I always heard this little slice of 70s country-rock when I worked at the hospital there. You see, the only radio station we could get was the local station, KCII 106.1. True to its tag line, it was today’s news and yesterday’s music. Over 10 years after I last listened to that station, it’s still got the same tag. Some things never change. They played stuff up until right around the early 90s. I was forever trying to figure out what the most recent song they would play was. I don’t really remember what the winning song was when I changed jobs in 2004, but I think it was Roxette’s “It Must Have Been Love.” By now, they are probably letting Whitney Houston’s “I Will Always Love You” sneak on the air from time to time.
Anyway, the bulk of the stuff that KCII played was 70s and 80s stuff. I loved it, of course, as that was the music that defined my coming of age. I have a fondness for soft rock from the 70s, probably because my mom was always playing that stuff when I was growing up. Pure Prairie League’s “Amie” is certainly from that vein. Songs like this remind me of old commercials – likely because a lot of them were used in the late 70s/early 80s for just such a purpose – and give me this vague sense of comfort. It’s like remembering a summer day in the late 70s when you were trying to remember to come in from playing so that you didn’t miss “Battle of the Network Stars.” or a rerun of a favorite “Laverne & Shirley” episode.

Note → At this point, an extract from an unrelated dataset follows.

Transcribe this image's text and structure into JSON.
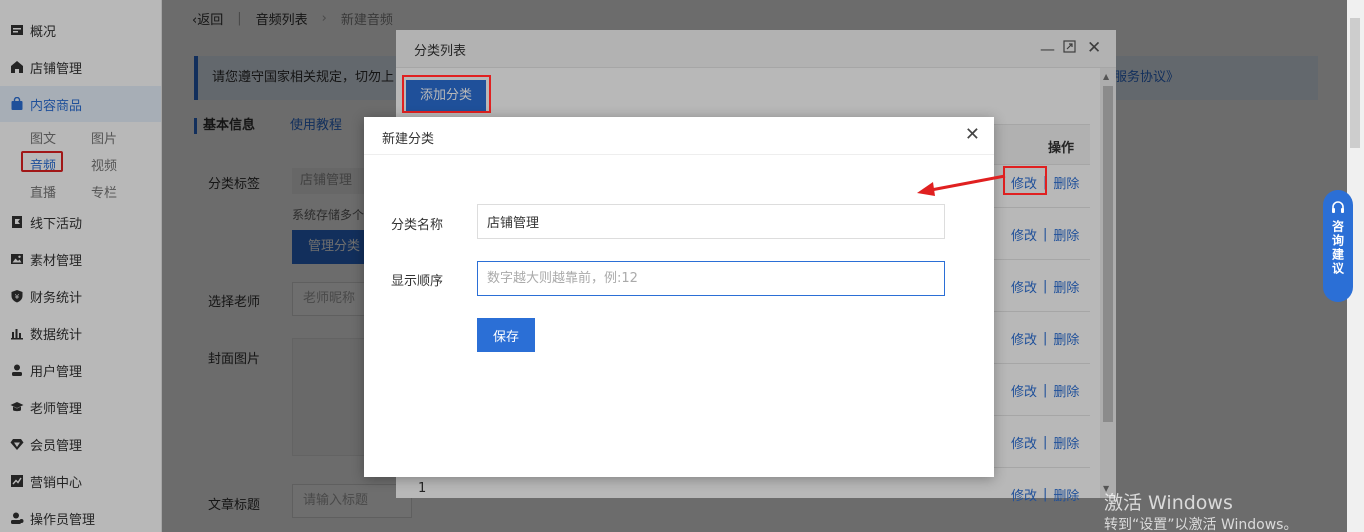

The trouble with KCII is that they may have played yesterday’s music, but the slice of yesterday’s music that they played was pretty slim. They played the same stuff over and over again. Much like when I worked at Drug Town, you could almost tell what time of day it was by what KCII was playing. Songs like the original Richard Harris version of “MacArthur Park” made us cringe, but mostly, it served as background music.

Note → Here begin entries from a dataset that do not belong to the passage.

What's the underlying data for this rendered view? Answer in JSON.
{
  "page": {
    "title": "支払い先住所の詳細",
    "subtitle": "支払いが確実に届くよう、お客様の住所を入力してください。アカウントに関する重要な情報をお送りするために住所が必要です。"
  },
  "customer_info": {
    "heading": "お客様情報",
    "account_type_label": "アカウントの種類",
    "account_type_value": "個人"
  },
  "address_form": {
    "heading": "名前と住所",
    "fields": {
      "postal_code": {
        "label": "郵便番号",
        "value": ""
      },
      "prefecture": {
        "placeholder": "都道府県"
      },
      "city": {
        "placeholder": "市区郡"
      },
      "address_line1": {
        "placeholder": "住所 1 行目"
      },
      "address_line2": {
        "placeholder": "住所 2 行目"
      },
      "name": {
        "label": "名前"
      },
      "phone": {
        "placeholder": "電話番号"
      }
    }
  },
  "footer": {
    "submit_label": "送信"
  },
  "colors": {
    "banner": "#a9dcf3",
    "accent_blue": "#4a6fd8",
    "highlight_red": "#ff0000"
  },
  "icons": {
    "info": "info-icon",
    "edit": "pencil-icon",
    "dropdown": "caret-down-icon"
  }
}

“Amie” on the other hand, always made me think of a nurse that worked there at the time named Amy. Probably why the song has such a strong association. I have fond memories of my days working there. I still think of her when I hear this song and wonder whatever happened to her. Sadly, I’ve fallen out of contact with nearly everyone I knew there and interacted with on a daily basis. The fleeting nature of human relationships is as real as it is frustrating. Relationships where a shared work environment is the biggest bond are, I’ve discovered, the hardest to keep going once you no longer share that work environment. Even with Facebook, it’s hard.
But there’s nothing hard about Pure Prairie League. They’re as soft-rock as country-rock gets. That’s not a bad thing – in fact, I’m kinda glad they are what they are, even though I’m hard pressed to be able to name another one of their songs.